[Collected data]
┄┄┄┄┄┄┄┄┄┄┄┄┄┄┄┄┄┄┄┄
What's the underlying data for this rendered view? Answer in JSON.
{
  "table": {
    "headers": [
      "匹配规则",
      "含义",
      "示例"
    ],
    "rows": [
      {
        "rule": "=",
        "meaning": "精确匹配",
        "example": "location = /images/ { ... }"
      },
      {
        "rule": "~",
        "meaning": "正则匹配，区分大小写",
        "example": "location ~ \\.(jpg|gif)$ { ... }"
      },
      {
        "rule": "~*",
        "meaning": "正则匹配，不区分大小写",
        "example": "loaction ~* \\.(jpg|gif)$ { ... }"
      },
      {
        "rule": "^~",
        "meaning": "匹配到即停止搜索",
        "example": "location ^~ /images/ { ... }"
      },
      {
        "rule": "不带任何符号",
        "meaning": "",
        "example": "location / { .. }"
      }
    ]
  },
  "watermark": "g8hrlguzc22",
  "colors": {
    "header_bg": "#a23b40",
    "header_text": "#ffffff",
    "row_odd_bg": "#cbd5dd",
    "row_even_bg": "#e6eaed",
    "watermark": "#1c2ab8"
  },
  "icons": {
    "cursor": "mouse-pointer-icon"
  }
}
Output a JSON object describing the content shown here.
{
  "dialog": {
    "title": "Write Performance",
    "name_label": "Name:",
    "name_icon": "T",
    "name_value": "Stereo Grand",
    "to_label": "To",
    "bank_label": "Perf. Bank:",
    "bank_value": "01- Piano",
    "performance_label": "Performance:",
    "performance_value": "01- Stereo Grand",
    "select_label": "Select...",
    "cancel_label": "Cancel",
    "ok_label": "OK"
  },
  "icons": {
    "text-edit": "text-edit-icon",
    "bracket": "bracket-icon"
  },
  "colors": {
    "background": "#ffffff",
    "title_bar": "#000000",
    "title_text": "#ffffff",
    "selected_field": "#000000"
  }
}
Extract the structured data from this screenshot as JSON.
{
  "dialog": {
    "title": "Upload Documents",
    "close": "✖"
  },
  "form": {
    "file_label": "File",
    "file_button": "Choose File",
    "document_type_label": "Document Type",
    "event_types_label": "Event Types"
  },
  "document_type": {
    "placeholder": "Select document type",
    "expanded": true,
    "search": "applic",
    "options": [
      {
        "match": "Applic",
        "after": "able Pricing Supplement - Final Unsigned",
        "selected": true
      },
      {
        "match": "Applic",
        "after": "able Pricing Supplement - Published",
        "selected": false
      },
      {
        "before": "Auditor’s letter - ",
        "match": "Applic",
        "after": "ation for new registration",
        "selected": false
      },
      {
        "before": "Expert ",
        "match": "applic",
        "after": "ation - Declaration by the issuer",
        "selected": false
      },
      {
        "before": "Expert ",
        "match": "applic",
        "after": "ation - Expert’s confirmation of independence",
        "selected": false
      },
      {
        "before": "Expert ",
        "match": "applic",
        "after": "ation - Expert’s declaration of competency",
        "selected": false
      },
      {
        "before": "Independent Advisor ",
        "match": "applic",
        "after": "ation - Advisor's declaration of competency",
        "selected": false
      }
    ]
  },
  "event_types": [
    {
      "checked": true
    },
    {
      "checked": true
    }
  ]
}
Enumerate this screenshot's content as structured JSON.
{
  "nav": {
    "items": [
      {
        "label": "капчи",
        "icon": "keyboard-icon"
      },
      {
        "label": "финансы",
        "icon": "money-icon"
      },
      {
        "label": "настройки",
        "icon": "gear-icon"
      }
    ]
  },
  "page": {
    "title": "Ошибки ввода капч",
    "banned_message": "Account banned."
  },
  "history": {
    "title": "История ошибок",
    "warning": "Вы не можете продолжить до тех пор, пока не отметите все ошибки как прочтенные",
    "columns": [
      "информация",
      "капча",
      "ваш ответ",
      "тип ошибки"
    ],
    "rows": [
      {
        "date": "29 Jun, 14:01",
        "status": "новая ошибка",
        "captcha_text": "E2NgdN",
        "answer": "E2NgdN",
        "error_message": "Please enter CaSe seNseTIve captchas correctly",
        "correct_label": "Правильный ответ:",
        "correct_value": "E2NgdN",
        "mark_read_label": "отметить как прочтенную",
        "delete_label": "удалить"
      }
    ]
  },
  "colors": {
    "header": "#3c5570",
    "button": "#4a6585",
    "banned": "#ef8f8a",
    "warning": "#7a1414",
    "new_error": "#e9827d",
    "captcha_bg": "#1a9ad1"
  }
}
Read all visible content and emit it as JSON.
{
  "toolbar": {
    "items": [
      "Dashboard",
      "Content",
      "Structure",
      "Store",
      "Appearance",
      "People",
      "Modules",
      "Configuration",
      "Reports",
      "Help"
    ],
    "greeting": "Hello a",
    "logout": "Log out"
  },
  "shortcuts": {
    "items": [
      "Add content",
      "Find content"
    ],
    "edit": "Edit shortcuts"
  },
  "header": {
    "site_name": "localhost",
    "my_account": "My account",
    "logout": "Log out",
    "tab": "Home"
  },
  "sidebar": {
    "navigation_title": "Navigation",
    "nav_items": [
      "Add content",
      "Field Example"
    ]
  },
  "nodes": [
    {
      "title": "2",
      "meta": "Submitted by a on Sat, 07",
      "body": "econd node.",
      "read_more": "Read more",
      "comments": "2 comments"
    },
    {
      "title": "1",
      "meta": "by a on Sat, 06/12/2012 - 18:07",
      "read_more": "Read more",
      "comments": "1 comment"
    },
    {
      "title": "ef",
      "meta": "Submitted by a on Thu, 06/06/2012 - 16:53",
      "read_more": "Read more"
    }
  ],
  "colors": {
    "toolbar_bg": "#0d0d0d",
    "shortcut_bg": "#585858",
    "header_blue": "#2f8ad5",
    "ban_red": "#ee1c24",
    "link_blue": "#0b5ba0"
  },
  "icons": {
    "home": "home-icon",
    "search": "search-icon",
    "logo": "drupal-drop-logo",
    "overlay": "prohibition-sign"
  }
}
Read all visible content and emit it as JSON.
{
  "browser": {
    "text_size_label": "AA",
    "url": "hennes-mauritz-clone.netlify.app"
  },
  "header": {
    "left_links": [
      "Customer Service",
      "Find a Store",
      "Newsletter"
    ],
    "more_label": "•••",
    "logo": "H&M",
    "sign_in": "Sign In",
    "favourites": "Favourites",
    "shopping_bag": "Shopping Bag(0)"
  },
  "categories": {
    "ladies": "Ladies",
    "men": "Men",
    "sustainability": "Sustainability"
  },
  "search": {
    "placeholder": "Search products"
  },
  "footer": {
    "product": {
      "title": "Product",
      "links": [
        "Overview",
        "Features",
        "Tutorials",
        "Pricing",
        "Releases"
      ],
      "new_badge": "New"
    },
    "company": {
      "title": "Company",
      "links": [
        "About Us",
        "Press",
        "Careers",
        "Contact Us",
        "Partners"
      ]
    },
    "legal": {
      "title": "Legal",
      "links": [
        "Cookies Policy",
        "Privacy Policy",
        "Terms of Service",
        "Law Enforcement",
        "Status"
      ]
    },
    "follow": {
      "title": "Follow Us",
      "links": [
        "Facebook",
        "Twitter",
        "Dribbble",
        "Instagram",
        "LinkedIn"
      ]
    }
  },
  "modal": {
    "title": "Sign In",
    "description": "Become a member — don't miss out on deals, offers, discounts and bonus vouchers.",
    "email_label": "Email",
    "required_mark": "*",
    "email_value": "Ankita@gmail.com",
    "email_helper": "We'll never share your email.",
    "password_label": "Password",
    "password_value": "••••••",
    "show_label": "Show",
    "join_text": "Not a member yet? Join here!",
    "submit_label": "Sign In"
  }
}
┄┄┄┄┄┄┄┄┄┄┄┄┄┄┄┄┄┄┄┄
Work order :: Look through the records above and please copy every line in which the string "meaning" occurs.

Output for this exercise ::
        "meaning": "精确匹配",
        "meaning": "正则匹配，区分大小写",
        "meaning": "正则匹配，不区分大小写",
        "meaning": "匹配到即停止搜索",
        "meaning": "",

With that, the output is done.